He writes well and knows the literature about Nazism. I agree with some of his arguments—he stresses, for instance, the central importance of the personality of the Fuehrer in the history of Nazism: elsewhere he emphasizes that the Nazis were not just an extreme right-wing group as some historians still believe. I sympathize with his attempt to apply the psychoanalytical method to shed light on Hitler’s real motives. But these valuable approaches and ideas are more than offset by an uncanny tendency to ask the wrong questions and to complicate simple issues. One of the main essays, which gives its title to the whole book, is “the track of the wolf.” Professor McRandle describes how Hitler, when hiding in Bavaria in 1922, once used the pseudonym “Herr Wolf” while visiting a friend in a neighboring village. The choice of this nickname (McRandle thinks) is most significant, nor was it pure coincidence that his headquarters during World War Two were called Wolfsschanze and Wolfsschlucht. On this Professor McRandle builds his theory about Hitler’s dual character—the dawdling dreamer with aspirations towards the artistic life, and the ravening wolf hungering for and attaining political power. Thus a small grain of truth becomes the basis of an elaborate theory.
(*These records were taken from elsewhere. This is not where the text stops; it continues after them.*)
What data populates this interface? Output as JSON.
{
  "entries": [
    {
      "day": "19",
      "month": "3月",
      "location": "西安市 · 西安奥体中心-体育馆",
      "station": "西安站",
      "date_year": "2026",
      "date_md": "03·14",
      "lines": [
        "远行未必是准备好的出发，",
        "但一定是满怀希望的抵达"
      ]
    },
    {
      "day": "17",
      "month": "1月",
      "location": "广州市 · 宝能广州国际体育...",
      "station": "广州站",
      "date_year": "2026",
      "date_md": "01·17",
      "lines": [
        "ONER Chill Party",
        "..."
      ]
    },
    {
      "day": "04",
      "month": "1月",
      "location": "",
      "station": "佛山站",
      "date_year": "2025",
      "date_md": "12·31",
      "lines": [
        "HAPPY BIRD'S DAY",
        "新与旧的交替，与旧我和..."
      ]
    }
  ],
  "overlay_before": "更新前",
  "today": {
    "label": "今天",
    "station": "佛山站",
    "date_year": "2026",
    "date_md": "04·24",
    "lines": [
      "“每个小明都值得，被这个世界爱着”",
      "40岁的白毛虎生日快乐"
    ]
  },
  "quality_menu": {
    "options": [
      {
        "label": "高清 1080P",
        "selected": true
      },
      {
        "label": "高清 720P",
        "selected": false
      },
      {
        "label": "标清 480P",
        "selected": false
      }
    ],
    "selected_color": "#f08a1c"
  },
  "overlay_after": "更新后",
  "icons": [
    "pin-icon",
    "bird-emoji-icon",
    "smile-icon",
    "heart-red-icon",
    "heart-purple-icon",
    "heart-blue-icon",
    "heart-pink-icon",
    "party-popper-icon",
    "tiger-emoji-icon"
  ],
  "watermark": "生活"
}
I felt prejudiced from the very beginning; for reasons which are of no public interest I once chose “Wolf” as a first name and I can assure Professor McRandle from my own experience that unconscious motives are not the only ones that matter in the choice of a name or a pseudonym. There is in history as in psychoanalysis the danger of missing a clue, but the pitfall of reading deep significance into meaningless action has also to be avoided. Lenin, I believe, once chose the pseudonym “Herr Richter.” I wonder what Professor McRandle would have made of this. Was Lenin really a judge manqué? was he basically a right-winger?

The longest essay, “The Suicide,” is even more startling. It asks why Hitler committed suicide. The obvious answer to this question, namely, that he had no alternative, is far too simple for the author, and so we are told, 100 pages and 213 footnotes later, that we shall never know exactly why Hitler killed himself. In between there are statistics about suicide in Japan and Egypt, in urban areas, in Catholic countries, in West and East Berlin since the last war. We learn that artists have a higher suicide rate than non-artists, and soldiers commit suicide more often than civilians. We are given to understand that according to Ringel’s fundamental study about married persons committing suicide, those having marital difficulties are high—an unstartling conclusion, if there ever was one. We learn that Hitler committed suicide on a Monday at 3:30 in the afternoon; according to Ellis and Allen’s investigation, more people commit suicide on a Monday than on any other day of the week, and in Europe most people commit the fatal deed either in the morning or the early afternoon. We are told what Stengel, Zilboorg, and Menninger think about suicide; Hitler’s performance at his secondary school, which was quite wretched (he failed in German, mathematics, and shorthand) is also discussed in detail. Professor McRandle has even studied the literature on suicide in Dutch—and yet one remains firmly unconvinced. There may have been a suicidal streak in Hitler, and over the years he may have made some vague threats or announcements pointing in this direction. If so, what a roundabout way for a man to achieve his aim! I have the greatest admiration for the authorities on suicide quoted by Professor McRandle, but I suspect he invoked them unnecessarily. Hitler really had no alternative on that Monday afternoon: his situation therefore radically differed from that of all other people who took their lives on the afternoon of that day. If someone is still looking for a pattern to understand Hitler’s behavior during the last few weeks of his life, I recommend a study of the “Song of the Nibelungs,” which, I submit, is likely to shed more light than—with due respect—an article on “automobile accidents, suicide and unconscious motivation.”

This Issue

June 17, 1965